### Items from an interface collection
⁂
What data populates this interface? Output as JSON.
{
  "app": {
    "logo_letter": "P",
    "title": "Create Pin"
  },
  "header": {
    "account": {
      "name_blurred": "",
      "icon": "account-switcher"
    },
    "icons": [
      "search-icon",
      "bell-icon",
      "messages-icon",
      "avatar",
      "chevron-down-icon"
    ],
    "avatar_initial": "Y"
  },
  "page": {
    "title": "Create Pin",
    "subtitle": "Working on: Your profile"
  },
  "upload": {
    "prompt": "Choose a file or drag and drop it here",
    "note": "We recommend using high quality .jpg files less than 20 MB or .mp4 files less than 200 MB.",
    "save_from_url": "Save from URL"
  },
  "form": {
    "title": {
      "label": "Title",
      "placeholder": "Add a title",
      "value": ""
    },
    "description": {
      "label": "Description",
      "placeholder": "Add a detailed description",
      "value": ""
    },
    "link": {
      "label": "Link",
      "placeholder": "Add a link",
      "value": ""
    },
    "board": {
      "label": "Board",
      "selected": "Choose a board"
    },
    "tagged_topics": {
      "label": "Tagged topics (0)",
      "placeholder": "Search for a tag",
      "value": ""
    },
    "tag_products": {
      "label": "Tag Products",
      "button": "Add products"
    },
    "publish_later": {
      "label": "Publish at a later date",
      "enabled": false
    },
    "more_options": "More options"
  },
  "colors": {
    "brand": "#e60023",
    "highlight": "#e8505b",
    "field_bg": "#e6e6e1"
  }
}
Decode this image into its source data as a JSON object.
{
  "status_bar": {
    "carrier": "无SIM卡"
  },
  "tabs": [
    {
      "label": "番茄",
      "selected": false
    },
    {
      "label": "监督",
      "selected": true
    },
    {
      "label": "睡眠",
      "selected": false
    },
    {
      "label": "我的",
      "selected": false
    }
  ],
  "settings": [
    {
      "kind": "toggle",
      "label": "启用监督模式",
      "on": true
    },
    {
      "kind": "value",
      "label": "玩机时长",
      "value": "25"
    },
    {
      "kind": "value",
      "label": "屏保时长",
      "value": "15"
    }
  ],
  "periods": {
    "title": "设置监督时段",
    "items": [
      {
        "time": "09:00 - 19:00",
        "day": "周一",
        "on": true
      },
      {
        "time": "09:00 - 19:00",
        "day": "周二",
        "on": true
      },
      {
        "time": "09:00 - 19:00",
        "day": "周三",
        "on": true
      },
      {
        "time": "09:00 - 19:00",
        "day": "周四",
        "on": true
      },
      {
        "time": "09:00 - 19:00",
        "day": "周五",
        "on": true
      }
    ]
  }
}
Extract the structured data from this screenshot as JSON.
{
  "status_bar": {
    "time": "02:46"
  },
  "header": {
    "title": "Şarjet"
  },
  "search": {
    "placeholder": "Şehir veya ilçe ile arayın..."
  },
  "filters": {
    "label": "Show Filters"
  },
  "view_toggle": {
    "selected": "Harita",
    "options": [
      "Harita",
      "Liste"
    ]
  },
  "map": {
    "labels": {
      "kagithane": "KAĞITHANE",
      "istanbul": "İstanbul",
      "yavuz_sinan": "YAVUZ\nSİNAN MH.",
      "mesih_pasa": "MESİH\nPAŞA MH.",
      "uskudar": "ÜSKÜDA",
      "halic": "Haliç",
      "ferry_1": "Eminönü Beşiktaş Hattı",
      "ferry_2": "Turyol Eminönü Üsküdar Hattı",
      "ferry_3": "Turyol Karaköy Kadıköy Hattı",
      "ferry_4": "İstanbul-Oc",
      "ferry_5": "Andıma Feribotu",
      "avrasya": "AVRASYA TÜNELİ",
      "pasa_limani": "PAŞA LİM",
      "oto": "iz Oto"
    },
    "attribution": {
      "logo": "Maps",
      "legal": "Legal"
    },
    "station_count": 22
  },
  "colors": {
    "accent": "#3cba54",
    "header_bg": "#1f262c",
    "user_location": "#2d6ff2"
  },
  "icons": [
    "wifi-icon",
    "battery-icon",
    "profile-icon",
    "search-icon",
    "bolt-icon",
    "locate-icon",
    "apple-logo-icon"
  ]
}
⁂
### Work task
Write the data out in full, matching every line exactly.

### Solution for this task
What data populates this interface? Output as JSON.
{
  "app": {
    "logo_letter": "P",
    "title": "Create Pin"
  },
  "header": {
    "account": {
      "name_blurred": "",
      "icon": "account-switcher"
    },
    "icons": [
      "search-icon",
      "bell-icon",
      "messages-icon",
      "avatar",
      "chevron-down-icon"
    ],
    "avatar_initial": "Y"
  },
  "page": {
    "title": "Create Pin",
    "subtitle": "Working on: Your profile"
  },
  "upload": {
    "prompt": "Choose a file or drag and drop it here",
    "note": "We recommend using high quality .jpg files less than 20 MB or .mp4 files less than 200 MB.",
    "save_from_url": "Save from URL"
  },
  "form": {
    "title": {
      "label": "Title",
      "placeholder": "Add a title",
      "value": ""
    },
    "description": {
      "label": "Description",
      "placeholder": "Add a detailed description",
      "value": ""
    },
    "link": {
      "label": "Link",
      "placeholder": "Add a link",
      "value": ""
    },
    "board": {
      "label": "Board",
      "selected": "Choose a board"
    },
    "tagged_topics": {
      "label": "Tagged topics (0)",
      "placeholder": "Search for a tag",
      "value": ""
    },
    "tag_products": {
      "label": "Tag Products",
      "button": "Add products"
    },
    "publish_later": {
      "label": "Publish at a later date",
      "enabled": false
    },
    "more_options": "More options"
  },
  "colors": {
    "brand": "#e60023",
    "highlight": "#e8505b",
    "field_bg": "#e6e6e1"
  }
}
Decode this image into its source data as a JSON object.
{
  "status_bar": {
    "carrier": "无SIM卡"
  },
  "tabs": [
    {
      "label": "番茄",
      "selected": false
    },
    {
      "label": "监督",
      "selected": true
    },
    {
      "label": "睡眠",
      "selected": false
    },
    {
      "label": "我的",
      "selected": false
    }
  ],
  "settings": [
    {
      "kind": "toggle",
      "label": "启用监督模式",
      "on": true
    },
    {
      "kind": "value",
      "label": "玩机时长",
      "value": "25"
    },
    {
      "kind": "value",
      "label": "屏保时长",
      "value": "15"
    }
  ],
  "periods": {
    "title": "设置监督时段",
    "items": [
      {
        "time": "09:00 - 19:00",
        "day": "周一",
        "on": true
      },
      {
        "time": "09:00 - 19:00",
        "day": "周二",
        "on": true
      },
      {
        "time": "09:00 - 19:00",
        "day": "周三",
        "on": true
      },
      {
        "time": "09:00 - 19:00",
        "day": "周四",
        "on": true
      },
      {
        "time": "09:00 - 19:00",
        "day": "周五",
        "on": true
      }
    ]
  }
}
Extract the structured data from this screenshot as JSON.
{
  "status_bar": {
    "time": "02:46"
  },
  "header": {
    "title": "Şarjet"
  },
  "search": {
    "placeholder": "Şehir veya ilçe ile arayın..."
  },
  "filters": {
    "label": "Show Filters"
  },
  "view_toggle": {
    "selected": "Harita",
    "options": [
      "Harita",
      "Liste"
    ]
  },
  "map": {
    "labels": {
      "kagithane": "KAĞITHANE",
      "istanbul": "İstanbul",
      "yavuz_sinan": "YAVUZ\nSİNAN MH.",
      "mesih_pasa": "MESİH\nPAŞA MH.",
      "uskudar": "ÜSKÜDA",
      "halic": "Haliç",
      "ferry_1": "Eminönü Beşiktaş Hattı",
      "ferry_2": "Turyol Eminönü Üsküdar Hattı",
      "ferry_3": "Turyol Karaköy Kadıköy Hattı",
      "ferry_4": "İstanbul-Oc",
      "ferry_5": "Andıma Feribotu",
      "avrasya": "AVRASYA TÜNELİ",
      "pasa_limani": "PAŞA LİM",
      "oto": "iz Oto"
    },
    "attribution": {
      "logo": "Maps",
      "legal": "Legal"
    },
    "station_count": 22
  },
  "colors": {
    "accent": "#3cba54",
    "header_bg": "#1f262c",
    "user_location": "#2d6ff2"
  },
  "icons": [
    "wifi-icon",
    "battery-icon",
    "profile-icon",
    "search-icon",
    "bolt-icon",
    "locate-icon",
    "apple-logo-icon"
  ]
}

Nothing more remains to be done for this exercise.